What Is Religion?

Religion is a social-cultural system of beliefs and practices. Typically, it includes morals, ethics, and worldviews, as well as rituals, prophecies, and designated behaviors. It also includes sanctified places, organizations, and texts.

Most definitions of religion include a belief in a deity. A deity may be a personal entity or a group of individuals. Some religions emphasize the role of the deity as supreme moral authority.

In addition, religion provides guidance for members. Organized religions help to give society a sense of security in uncertain times. They are also characterized by conservative, rule-based behavior. These traditions also provide a basis for individual quests for God.

People who are spiritual but not religious often have ambivalent views about religion. However, they may see Jesus as loving and accepting. Unlike most religious groups, they do not believe in eternal punishment or original sin. Moreover, they often see Jesus as a symbol of peace, forgiveness, and acceptance.

Religious participation can involve rituals, a communal or individual prayer, a religious organization, and other activities that promote religion. It is important to recognize that these activities are not a substitute for faith. Rather, they may be a way of making a person’s life more meaningful.

For many Americans, the term “spirituality” has become increasingly popular. This is partly due to the long American process of privatizing religion.
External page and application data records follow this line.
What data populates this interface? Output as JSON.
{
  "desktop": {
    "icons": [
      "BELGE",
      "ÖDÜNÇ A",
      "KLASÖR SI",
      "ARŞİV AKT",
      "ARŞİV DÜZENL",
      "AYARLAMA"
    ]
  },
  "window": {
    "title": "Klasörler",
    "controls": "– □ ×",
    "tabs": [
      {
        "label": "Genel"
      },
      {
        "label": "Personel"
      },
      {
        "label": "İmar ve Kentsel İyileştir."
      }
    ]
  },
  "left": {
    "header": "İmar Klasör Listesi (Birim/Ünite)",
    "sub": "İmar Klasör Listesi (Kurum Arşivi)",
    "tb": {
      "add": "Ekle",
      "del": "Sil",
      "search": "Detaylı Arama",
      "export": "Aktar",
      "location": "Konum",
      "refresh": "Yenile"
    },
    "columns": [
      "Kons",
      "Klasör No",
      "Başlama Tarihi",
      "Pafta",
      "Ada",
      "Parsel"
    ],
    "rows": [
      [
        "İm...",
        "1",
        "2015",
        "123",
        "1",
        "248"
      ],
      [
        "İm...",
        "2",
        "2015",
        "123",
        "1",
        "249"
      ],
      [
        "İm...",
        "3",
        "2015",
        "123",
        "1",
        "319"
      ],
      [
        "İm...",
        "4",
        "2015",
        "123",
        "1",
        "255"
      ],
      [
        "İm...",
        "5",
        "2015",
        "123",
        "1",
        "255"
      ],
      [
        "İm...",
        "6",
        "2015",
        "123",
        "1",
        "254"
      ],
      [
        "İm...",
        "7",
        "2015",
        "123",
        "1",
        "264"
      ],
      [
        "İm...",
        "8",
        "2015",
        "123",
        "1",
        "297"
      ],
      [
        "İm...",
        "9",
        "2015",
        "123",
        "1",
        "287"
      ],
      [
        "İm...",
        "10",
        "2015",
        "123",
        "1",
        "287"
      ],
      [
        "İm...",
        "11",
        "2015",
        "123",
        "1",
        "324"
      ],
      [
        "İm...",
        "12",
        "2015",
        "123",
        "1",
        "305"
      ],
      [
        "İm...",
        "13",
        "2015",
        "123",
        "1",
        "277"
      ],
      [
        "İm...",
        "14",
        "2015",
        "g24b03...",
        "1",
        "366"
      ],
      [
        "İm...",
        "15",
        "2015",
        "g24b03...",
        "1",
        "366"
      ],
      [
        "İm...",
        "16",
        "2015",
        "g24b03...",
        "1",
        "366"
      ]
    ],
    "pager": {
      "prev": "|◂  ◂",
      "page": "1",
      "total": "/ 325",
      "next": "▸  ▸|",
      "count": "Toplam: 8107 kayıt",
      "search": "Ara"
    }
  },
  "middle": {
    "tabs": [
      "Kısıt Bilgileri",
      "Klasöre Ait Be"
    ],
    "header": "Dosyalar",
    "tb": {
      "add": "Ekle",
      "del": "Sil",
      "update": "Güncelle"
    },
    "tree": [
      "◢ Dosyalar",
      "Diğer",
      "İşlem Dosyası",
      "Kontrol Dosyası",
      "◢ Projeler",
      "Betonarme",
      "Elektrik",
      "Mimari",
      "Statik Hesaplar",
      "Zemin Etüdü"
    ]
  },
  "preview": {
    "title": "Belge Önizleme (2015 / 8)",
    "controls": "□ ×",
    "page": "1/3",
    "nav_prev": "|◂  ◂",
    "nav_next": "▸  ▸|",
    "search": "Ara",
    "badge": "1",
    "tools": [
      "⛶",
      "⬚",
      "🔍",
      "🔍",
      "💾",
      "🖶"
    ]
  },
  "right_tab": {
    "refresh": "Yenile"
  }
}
During this time, the term “religion” was used to mean something very different.

According to a recent survey of U.S. adults, nearly two-thirds of people who describe themselves as spiritual but not religious also do not consider religion to be a good way to live.